**Exercise directions:** A verbatim repeat of the lines below is required, with the pictures removed.

(Page and application data records)
☆ ☆ ☆ ☆

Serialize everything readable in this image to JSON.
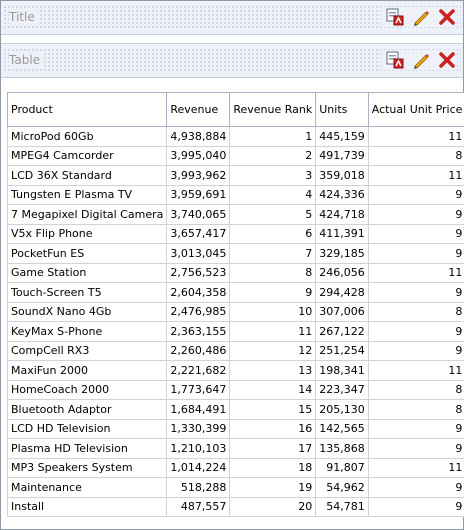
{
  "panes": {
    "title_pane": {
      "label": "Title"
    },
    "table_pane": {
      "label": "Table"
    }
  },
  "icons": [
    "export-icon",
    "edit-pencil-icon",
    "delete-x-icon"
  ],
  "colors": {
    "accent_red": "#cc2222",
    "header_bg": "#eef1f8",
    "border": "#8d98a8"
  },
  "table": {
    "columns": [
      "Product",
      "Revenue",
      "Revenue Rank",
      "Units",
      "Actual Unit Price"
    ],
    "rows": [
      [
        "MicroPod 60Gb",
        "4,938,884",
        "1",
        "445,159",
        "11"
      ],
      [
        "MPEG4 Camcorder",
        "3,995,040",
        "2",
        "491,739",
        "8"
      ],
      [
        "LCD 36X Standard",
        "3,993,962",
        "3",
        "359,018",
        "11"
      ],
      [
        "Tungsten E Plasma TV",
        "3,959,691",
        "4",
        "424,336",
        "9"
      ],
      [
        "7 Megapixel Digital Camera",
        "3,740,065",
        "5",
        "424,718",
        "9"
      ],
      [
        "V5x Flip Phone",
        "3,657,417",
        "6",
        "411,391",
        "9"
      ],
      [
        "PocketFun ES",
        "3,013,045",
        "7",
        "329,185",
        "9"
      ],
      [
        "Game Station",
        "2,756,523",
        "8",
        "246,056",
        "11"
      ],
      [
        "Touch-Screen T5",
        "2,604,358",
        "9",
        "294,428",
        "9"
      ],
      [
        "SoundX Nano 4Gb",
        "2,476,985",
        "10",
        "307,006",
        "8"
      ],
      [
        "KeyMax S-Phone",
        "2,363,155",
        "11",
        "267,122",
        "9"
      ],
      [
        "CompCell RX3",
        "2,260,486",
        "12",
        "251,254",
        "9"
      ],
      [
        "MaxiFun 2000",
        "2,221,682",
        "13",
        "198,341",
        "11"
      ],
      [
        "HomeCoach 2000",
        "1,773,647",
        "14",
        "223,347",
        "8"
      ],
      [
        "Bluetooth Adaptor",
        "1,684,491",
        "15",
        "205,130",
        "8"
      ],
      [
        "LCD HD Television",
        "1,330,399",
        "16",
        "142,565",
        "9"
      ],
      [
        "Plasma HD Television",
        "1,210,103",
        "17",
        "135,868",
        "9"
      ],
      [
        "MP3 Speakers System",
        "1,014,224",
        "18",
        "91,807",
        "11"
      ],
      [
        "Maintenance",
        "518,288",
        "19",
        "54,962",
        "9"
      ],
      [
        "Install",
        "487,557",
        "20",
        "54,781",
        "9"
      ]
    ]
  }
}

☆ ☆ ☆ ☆

**Exercise solution:**
Serialize everything readable in this image to JSON.
{
  "panes": {
    "title_pane": {
      "label": "Title"
    },
    "table_pane": {
      "label": "Table"
    }
  },
  "icons": [
    "export-icon",
    "edit-pencil-icon",
    "delete-x-icon"
  ],
  "colors": {
    "accent_red": "#cc2222",
    "header_bg": "#eef1f8",
    "border": "#8d98a8"
  },
  "table": {
    "columns": [
      "Product",
      "Revenue",
      "Revenue Rank",
      "Units",
      "Actual Unit Price"
    ],
    "rows": [
      [
        "MicroPod 60Gb",
        "4,938,884",
        "1",
        "445,159",
        "11"
      ],
      [
        "MPEG4 Camcorder",
        "3,995,040",
        "2",
        "491,739",
        "8"
      ],
      [
        "LCD 36X Standard",
        "3,993,962",
        "3",
        "359,018",
        "11"
      ],
      [
        "Tungsten E Plasma TV",
        "3,959,691",
        "4",
        "424,336",
        "9"
      ],
      [
        "7 Megapixel Digital Camera",
        "3,740,065",
        "5",
        "424,718",
        "9"
      ],
      [
        "V5x Flip Phone",
        "3,657,417",
        "6",
        "411,391",
        "9"
      ],
      [
        "PocketFun ES",
        "3,013,045",
        "7",
        "329,185",
        "9"
      ],
      [
        "Game Station",
        "2,756,523",
        "8",
        "246,056",
        "11"
      ],
      [
        "Touch-Screen T5",
        "2,604,358",
        "9",
        "294,428",
        "9"
      ],
      [
        "SoundX Nano 4Gb",
        "2,476,985",
        "10",
        "307,006",
        "8"
      ],
      [
        "KeyMax S-Phone",
        "2,363,155",
        "11",
        "267,122",
        "9"
      ],
      [
        "CompCell RX3",
        "2,260,486",
        "12",
        "251,254",
        "9"
      ],
      [
        "MaxiFun 2000",
        "2,221,682",
        "13",
        "198,341",
        "11"
      ],
      [
        "HomeCoach 2000",
        "1,773,647",
        "14",
        "223,347",
        "8"
      ],
      [
        "Bluetooth Adaptor",
        "1,684,491",
        "15",
        "205,130",
        "8"
      ],
      [
        "LCD HD Television",
        "1,330,399",
        "16",
        "142,565",
        "9"
      ],
      [
        "Plasma HD Television",
        "1,210,103",
        "17",
        "135,868",
        "9"
      ],
      [
        "MP3 Speakers System",
        "1,014,224",
        "18",
        "91,807",
        "11"
      ],
      [
        "Maintenance",
        "518,288",
        "19",
        "54,962",
        "9"
      ],
      [
        "Install",
        "487,557",
        "20",
        "54,781",
        "9"
      ]
    ]
  }
}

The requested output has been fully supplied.